For centuries the imperial court has held the tradition of paper-making in the highest regard. The concept of paper (washi) as a sublime surface, essential to Japanese culture and life permeates the entire society. In its early history washi was reserved for the privileged classes: the aristocracy, priests and samurai. Later the coveted washi traveled as far as Europe and reached the Netherlands. Rembrandt treasured its responsive quality particularly for some of his etchings. Today washi continues to be revered in Japan and around the world. Prized for its beauty, archival qualities and great longevity, washi has timeless appeal.
The art of paper-making has always been harmonious with the cycles of nature. Sensitive to the earth, paper-makers choose the best time to make paper according to the seasons and even to subtle weather conditions. The long, inner fibers of the kozo (mulberry), gampi (indigenous to Japan), and mitsumata (indigenous to Japan), as well as rice are used.
Qualities of Washi
The age-old process of washi-making produces a beautiful surface that can retain great tonal subtleties. Theartist, appreciative of the unique absorbencies of different papers, seeks one that is ideal for particular brush strokes. Although paper may look and feel similar at first glance, each has the potential to respond to the Sumi ink in a distinctive way. Timing is critical in the micro-movements of theSumi-e brush as it delivers ink to the paper. This is analogous to the way a master musician must be aware of the speed at which his sound responds in a concert hall, amphitheater or other acoustic environment.
Master craftsmen precisely cut washi for mounting on a brocaded silk surface to form an elegant scroll. The long sweeping proportions offer exciting compositional possibilities. In the horizontal scroll, time unfolds and stretches out. The eye lingers, moves across and back, experiencing the narrative. In the vertical scroll, the Sumi-e artist can shift perspectives to create an arresting composition.

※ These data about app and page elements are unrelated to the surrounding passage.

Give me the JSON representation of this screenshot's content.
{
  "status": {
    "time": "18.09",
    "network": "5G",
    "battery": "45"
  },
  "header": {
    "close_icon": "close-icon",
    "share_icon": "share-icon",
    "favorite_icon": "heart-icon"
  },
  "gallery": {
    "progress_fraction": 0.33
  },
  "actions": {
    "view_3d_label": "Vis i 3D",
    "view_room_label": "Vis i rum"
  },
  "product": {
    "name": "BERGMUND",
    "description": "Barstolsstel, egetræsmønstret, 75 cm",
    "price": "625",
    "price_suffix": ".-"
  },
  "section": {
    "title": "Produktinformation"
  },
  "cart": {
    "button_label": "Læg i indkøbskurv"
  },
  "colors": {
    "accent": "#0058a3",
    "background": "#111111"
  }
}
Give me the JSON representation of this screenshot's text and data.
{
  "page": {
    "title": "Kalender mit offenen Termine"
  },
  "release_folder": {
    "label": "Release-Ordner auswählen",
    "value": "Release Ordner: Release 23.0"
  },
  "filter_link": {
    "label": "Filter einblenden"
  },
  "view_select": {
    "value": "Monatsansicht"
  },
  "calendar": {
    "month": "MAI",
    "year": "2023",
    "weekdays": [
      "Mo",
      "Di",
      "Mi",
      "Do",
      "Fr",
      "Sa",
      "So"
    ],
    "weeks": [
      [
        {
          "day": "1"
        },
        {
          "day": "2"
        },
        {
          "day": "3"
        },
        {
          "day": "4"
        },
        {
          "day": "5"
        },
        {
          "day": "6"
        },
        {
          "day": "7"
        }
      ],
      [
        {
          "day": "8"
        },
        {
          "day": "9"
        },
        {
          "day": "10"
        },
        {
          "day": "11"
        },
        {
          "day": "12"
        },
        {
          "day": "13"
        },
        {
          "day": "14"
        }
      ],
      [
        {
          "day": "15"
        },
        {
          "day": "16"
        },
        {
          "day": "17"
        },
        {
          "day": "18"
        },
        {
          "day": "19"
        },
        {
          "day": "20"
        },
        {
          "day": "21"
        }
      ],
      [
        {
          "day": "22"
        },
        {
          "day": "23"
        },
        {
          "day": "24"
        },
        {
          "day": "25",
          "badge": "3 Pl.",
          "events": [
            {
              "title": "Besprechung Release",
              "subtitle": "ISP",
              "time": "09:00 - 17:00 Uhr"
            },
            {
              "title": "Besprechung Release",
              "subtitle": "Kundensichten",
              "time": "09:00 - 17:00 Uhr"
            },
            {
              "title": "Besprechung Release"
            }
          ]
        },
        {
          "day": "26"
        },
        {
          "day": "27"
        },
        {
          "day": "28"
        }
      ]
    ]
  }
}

The striking vertical scroll can shape, open, and even animate the expansive space around it. Both types of scrolls offer the possibilities of telling stories.
Shikishi, mounted washi, edged in gold can be custom made in a particular size for a specific space.